↓
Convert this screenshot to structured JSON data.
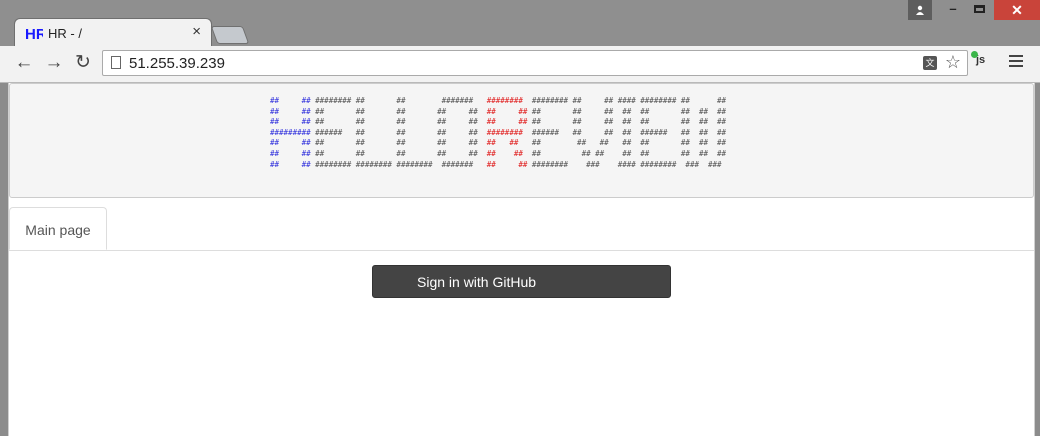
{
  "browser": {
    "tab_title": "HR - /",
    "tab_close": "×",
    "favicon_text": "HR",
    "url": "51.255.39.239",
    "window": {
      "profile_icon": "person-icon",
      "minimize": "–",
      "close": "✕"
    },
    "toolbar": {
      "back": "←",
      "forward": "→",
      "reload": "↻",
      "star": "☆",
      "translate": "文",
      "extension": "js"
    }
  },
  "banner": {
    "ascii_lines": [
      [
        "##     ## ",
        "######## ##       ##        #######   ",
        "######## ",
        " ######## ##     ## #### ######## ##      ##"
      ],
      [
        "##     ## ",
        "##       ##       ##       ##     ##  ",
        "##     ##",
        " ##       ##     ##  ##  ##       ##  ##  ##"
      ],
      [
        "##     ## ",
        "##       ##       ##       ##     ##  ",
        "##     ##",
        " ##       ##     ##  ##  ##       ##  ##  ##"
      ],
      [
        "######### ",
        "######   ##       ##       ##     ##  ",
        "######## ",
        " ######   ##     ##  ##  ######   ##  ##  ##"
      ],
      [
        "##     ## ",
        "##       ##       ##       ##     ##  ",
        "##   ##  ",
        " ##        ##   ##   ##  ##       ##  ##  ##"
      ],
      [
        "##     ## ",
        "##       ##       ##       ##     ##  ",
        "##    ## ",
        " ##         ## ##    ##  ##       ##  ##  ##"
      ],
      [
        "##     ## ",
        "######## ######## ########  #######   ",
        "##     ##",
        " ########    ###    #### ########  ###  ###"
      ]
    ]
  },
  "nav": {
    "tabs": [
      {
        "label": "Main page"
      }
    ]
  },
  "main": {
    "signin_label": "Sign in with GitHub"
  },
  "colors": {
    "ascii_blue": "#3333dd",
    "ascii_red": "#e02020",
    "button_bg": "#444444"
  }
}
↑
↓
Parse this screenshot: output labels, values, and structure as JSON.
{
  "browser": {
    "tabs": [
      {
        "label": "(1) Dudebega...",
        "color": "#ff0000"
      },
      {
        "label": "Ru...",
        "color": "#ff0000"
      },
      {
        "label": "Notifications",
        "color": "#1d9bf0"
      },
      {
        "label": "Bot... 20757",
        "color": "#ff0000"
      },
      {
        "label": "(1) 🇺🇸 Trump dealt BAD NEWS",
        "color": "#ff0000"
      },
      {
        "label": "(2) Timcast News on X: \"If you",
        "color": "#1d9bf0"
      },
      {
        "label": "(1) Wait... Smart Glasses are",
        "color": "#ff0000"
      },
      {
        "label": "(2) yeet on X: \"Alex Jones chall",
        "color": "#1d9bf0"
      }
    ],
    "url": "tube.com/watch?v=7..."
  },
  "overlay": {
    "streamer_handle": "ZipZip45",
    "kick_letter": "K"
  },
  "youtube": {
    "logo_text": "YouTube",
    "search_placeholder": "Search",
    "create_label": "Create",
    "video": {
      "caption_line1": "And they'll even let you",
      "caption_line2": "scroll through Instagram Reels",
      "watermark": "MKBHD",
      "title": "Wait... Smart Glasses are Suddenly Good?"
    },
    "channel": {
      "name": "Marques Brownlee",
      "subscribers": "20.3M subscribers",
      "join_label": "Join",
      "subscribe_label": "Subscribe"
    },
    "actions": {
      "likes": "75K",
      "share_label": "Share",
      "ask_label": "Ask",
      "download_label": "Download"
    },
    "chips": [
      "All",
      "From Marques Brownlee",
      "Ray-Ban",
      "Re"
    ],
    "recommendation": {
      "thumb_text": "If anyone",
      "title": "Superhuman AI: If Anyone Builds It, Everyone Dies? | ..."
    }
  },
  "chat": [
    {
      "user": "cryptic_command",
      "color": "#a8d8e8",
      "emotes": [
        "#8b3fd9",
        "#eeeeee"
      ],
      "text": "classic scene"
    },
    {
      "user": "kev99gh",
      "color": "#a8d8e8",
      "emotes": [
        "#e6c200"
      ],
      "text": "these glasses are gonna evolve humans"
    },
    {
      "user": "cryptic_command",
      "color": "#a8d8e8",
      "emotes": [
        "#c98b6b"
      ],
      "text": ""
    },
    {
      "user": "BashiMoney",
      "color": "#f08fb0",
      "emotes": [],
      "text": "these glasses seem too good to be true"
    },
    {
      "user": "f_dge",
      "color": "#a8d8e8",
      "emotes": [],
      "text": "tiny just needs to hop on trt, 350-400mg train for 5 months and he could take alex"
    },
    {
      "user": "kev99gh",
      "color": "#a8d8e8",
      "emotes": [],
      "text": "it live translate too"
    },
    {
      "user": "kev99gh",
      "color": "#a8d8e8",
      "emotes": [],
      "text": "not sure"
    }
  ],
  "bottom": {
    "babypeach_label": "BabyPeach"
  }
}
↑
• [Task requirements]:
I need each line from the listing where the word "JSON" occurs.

• [Answer for the task]:
Convert this screenshot to structured JSON data.
Parse this screenshot: output labels, values, and structure as JSON.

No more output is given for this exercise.